*Problem statement*.
The entries below must be repeated exactly. None may be skipped.
Start of Block
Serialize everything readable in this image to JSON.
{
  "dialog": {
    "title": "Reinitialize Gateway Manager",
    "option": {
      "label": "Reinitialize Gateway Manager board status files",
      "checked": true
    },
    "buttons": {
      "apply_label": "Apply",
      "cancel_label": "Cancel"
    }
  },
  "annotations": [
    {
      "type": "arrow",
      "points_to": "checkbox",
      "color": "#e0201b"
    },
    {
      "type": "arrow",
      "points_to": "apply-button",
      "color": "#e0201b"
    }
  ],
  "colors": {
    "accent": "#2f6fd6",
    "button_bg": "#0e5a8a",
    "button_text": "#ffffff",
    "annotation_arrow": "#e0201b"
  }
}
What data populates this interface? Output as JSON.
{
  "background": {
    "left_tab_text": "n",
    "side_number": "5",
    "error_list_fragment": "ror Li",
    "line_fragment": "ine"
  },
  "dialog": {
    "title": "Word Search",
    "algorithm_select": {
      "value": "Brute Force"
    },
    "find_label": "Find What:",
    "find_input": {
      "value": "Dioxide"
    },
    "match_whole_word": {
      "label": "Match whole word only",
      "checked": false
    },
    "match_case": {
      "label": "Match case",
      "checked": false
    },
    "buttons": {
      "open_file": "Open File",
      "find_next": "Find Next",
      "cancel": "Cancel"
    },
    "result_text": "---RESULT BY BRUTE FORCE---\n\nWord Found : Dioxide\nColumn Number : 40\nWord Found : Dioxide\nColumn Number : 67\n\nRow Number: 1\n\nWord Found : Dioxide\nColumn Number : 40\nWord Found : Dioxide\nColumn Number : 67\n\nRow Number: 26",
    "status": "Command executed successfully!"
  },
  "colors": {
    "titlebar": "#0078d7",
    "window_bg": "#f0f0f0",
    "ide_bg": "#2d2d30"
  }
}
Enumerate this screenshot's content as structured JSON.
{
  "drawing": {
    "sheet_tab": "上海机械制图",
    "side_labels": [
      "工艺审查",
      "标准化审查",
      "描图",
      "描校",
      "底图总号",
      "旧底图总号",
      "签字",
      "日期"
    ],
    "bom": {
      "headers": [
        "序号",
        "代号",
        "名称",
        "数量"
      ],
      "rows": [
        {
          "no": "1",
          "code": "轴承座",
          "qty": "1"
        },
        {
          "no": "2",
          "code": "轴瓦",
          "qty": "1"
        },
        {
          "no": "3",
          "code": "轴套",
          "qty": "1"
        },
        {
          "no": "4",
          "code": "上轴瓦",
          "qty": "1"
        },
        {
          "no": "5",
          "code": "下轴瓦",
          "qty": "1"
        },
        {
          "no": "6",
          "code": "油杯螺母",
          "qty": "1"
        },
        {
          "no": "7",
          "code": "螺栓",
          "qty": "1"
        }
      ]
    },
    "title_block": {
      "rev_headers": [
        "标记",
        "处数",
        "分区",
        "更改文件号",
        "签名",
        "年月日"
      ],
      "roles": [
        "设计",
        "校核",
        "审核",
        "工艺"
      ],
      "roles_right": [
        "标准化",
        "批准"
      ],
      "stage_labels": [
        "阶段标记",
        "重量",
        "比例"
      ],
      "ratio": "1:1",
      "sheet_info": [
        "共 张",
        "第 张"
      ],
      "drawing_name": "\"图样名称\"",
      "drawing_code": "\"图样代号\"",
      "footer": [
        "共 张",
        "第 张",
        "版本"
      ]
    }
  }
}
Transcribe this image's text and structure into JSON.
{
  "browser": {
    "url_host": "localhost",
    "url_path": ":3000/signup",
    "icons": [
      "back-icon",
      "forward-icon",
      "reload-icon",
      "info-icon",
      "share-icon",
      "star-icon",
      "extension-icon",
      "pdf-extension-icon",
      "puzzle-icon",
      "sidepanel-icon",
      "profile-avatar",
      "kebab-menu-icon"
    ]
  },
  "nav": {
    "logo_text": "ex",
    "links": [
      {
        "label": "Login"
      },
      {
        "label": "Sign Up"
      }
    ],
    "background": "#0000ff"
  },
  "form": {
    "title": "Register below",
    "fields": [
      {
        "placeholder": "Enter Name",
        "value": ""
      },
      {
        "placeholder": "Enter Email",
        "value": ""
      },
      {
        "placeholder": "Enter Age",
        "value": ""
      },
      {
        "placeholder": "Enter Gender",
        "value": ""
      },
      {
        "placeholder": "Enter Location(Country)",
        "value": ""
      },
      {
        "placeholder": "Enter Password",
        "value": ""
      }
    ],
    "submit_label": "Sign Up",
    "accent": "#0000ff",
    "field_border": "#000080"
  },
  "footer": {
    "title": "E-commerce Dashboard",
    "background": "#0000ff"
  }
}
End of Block
*Finished exercise*.
Serialize everything readable in this image to JSON.
{
  "dialog": {
    "title": "Reinitialize Gateway Manager",
    "option": {
      "label": "Reinitialize Gateway Manager board status files",
      "checked": true
    },
    "buttons": {
      "apply_label": "Apply",
      "cancel_label": "Cancel"
    }
  },
  "annotations": [
    {
      "type": "arrow",
      "points_to": "checkbox",
      "color": "#e0201b"
    },
    {
      "type": "arrow",
      "points_to": "apply-button",
      "color": "#e0201b"
    }
  ],
  "colors": {
    "accent": "#2f6fd6",
    "button_bg": "#0e5a8a",
    "button_text": "#ffffff",
    "annotation_arrow": "#e0201b"
  }
}
What data populates this interface? Output as JSON.
{
  "background": {
    "left_tab_text": "n",
    "side_number": "5",
    "error_list_fragment": "ror Li",
    "line_fragment": "ine"
  },
  "dialog": {
    "title": "Word Search",
    "algorithm_select": {
      "value": "Brute Force"
    },
    "find_label": "Find What:",
    "find_input": {
      "value": "Dioxide"
    },
    "match_whole_word": {
      "label": "Match whole word only",
      "checked": false
    },
    "match_case": {
      "label": "Match case",
      "checked": false
    },
    "buttons": {
      "open_file": "Open File",
      "find_next": "Find Next",
      "cancel": "Cancel"
    },
    "result_text": "---RESULT BY BRUTE FORCE---\n\nWord Found : Dioxide\nColumn Number : 40\nWord Found : Dioxide\nColumn Number : 67\n\nRow Number: 1\n\nWord Found : Dioxide\nColumn Number : 40\nWord Found : Dioxide\nColumn Number : 67\n\nRow Number: 26",
    "status": "Command executed successfully!"
  },
  "colors": {
    "titlebar": "#0078d7",
    "window_bg": "#f0f0f0",
    "ide_bg": "#2d2d30"
  }
}
Enumerate this screenshot's content as structured JSON.
{
  "drawing": {
    "sheet_tab": "上海机械制图",
    "side_labels": [
      "工艺审查",
      "标准化审查",
      "描图",
      "描校",
      "底图总号",
      "旧底图总号",
      "签字",
      "日期"
    ],
    "bom": {
      "headers": [
        "序号",
        "代号",
        "名称",
        "数量"
      ],
      "rows": [
        {
          "no": "1",
          "code": "轴承座",
          "qty": "1"
        },
        {
          "no": "2",
          "code": "轴瓦",
          "qty": "1"
        },
        {
          "no": "3",
          "code": "轴套",
          "qty": "1"
        },
        {
          "no": "4",
          "code": "上轴瓦",
          "qty": "1"
        },
        {
          "no": "5",
          "code": "下轴瓦",
          "qty": "1"
        },
        {
          "no": "6",
          "code": "油杯螺母",
          "qty": "1"
        },
        {
          "no": "7",
          "code": "螺栓",
          "qty": "1"
        }
      ]
    },
    "title_block": {
      "rev_headers": [
        "标记",
        "处数",
        "分区",
        "更改文件号",
        "签名",
        "年月日"
      ],
      "roles": [
        "设计",
        "校核",
        "审核",
        "工艺"
      ],
      "roles_right": [
        "标准化",
        "批准"
      ],
      "stage_labels": [
        "阶段标记",
        "重量",
        "比例"
      ],
      "ratio": "1:1",
      "sheet_info": [
        "共 张",
        "第 张"
      ],
      "drawing_name": "\"图样名称\"",
      "drawing_code": "\"图样代号\"",
      "footer": [
        "共 张",
        "第 张",
        "版本"
      ]
    }
  }
}
Transcribe this image's text and structure into JSON.
{
  "browser": {
    "url_host": "localhost",
    "url_path": ":3000/signup",
    "icons": [
      "back-icon",
      "forward-icon",
      "reload-icon",
      "info-icon",
      "share-icon",
      "star-icon",
      "extension-icon",
      "pdf-extension-icon",
      "puzzle-icon",
      "sidepanel-icon",
      "profile-avatar",
      "kebab-menu-icon"
    ]
  },
  "nav": {
    "logo_text": "ex",
    "links": [
      {
        "label": "Login"
      },
      {
        "label": "Sign Up"
      }
    ],
    "background": "#0000ff"
  },
  "form": {
    "title": "Register below",
    "fields": [
      {
        "placeholder": "Enter Name",
        "value": ""
      },
      {
        "placeholder": "Enter Email",
        "value": ""
      },
      {
        "placeholder": "Enter Age",
        "value": ""
      },
      {
        "placeholder": "Enter Gender",
        "value": ""
      },
      {
        "placeholder": "Enter Location(Country)",
        "value": ""
      },
      {
        "placeholder": "Enter Password",
        "value": ""
      }
    ],
    "submit_label": "Sign Up",
    "accent": "#0000ff",
    "field_border": "#000080"
  },
  "footer": {
    "title": "E-commerce Dashboard",
    "background": "#0000ff"
  }
}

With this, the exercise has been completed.